Understanding & Managing Medications
Understanding and managing medications (both over-the counter and prescription) after a stroke or other disease can be tricky when dealing with all the other responsibilities a caregiver has.
In order to keep track of all the medications your loved one is taking, it is important to stay organized and be aware of what medications they are taking.
- A good place to start is with knowing the brand name** and generic name** of the medications, dose and what the drug is used for.
- **Brand name is the trade name of the drug, whereas the generic name is the name for a drug that is not sold under a specific drug company or trademark. An example of a brand name is Tylenol. The generic name for Tylenol is acetaminophen.
- Other details include the correct way to take the drugs including swallowing, inhaling, rectally, dissolved under the tongue, injected under the skin or in a muscle, rubbed on the skin and others.
- Some drugs are best given at a particular time, with or without food.
- If you use alcohol, please talk with either your pharmacist or healthcare professional to discuss whether the drugs you are taking might interact with the alcohol.
- Another occasion to talk to your healthcare professional and/or pharmacist is if you notice side effects (such as fatigue, dry mouth, dizziness, nausea and vomiting) after taking the medications and before suddenly stopping a particular treatment or drug.
Sometimes it is hard to make sense of medications if they have similar names or if they look alike. If you are having trouble with understanding your prescriptions, don’t hesitate to:
- Ask your loved one’s healthcare provider for help with understanding dosages, why the medications are needed, how to administer them, if they can be crushed and when to give them.
- Consult with the pharmacist. Most pharmacies have a consult area for asking the pharmacist questions about prescribed medications.
In order to understand your loved ones medications more easily at home, please visit the Prescription Drug Look-Up website.
Information often found on this website includes:
- Reasons for using the medication.
- Side effects of the drugs you are searching for.
- Safety measures to take with this medication.
- Possible drug interactions.
Use this website to learn more about medications along with the written material that comes with many medications.
Managing Any Medications
Follow these tips in order to keep medications organized:
- Make a list. Make sure to keep an up-to-date list of all over-the-counter medications, herbal supplements,
and prescription medications and take it with you to every healthcare provider visit.
- Include the medication name, dose and reason it is being taken, and a list of allergies and a description of reactions the person is known to have.
- Other useful information to have on your medication list is the contact information of both your healthcare provider and pharmacist, and a list of all the person’s known medical conditions.

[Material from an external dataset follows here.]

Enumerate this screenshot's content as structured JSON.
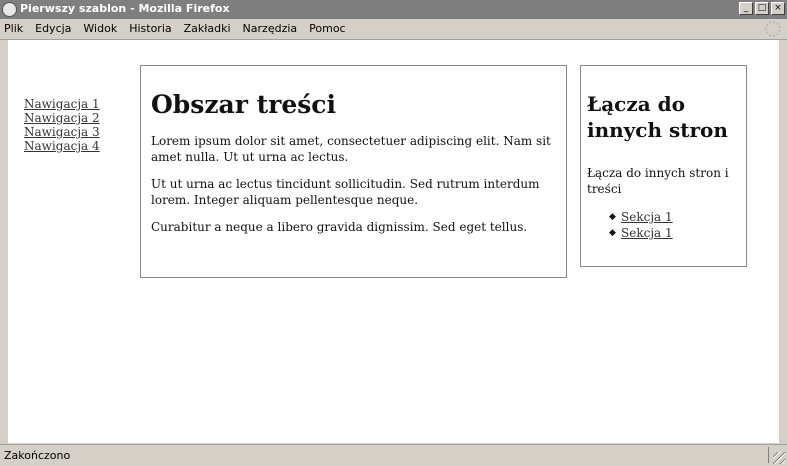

- It might also be helpful to keep this list in an easy to access place, such as on the refrigerator and in purses/wallets for emergency situations.
- File away written prescription medication material. After you have read the written material that comes with your prescription, put it in a safe place where you can easily find it if you have any questions about dosage or side effects.
- Use one pharmacy. Having all prescriptions filled at one pharmacy helps the pharmacist track them so they can alert you to possible dangerous drug problems.
- Ask for easy open containers at the pharmacy. Pharmacies usually have access to medication bottles that are easy to open and are
able to give them to you upon request.
- Make sure to keep all medications out of the reach of children.
- Dispose of drugs properly. You can ask your pharmacist for advice on how to properly discard medications.
Ask the healthcare provider what is the best time and technique for taking medications. The following reminder techniques may help:
- Find a routine. As a caregiver, you might want to take into account the wishes of your loved one as well as the proper use of the drugs and also suggestions from your healthcare provider and/or pharmacist to find a good routine to get into.
- Use a pill organizer.Organizers are available with one daily dose or enough compartments for multiple doses
- They are available at your local pharmacy and medical supply store.
- It is important to be alert to take the medications from the correct compartment and use them properly.
- Mark on a chart or calendar when medications are taken. This method works well with persons that use schedules and planners or respond well to visual cues.
- Subscribe to a reminder service, if affordable for you.Some people have a very hard time remembering to take their medications.
- For a fee, medical alert companies can call with reminders about taking medications.
Technology may provide free help for reminders to take medications. Cell phone alarms, computer reminder and other tools are available. Please visit this web site for free help with remembering to take medications.
The following are websites that can give you more information about understanding and managing your medications.
Davis, T. C., Federman, A. D., Bass III, P. F., Jackson, R. H., Middlebrooks, M., Parker, R., M., & Wolf, M. S. (2009). Improving patient understanding of drug label instructions. Journal of General Internal Medicine, 24(1), 57-62.
Gould, E., & Mitty, E. (2010). Medication adherence is a partnership, medication compliance is not. Geriatric Nursing. 31(4), 290-298.
McCoy, K. (2010). How to manage your prescription medications. Retrieved from http://www.everydayhealth.com/senior-health/managing-your-prescription-medication.aspx
National Jewish Health. (2009). Managing your medication supply. Retrieved from http://www.nationaljewish.org/healthinfo/medications/manage/
Developed in 2012 by Jamie M. Neal BSN, RN at the University of Toledo for the Caring-Web©.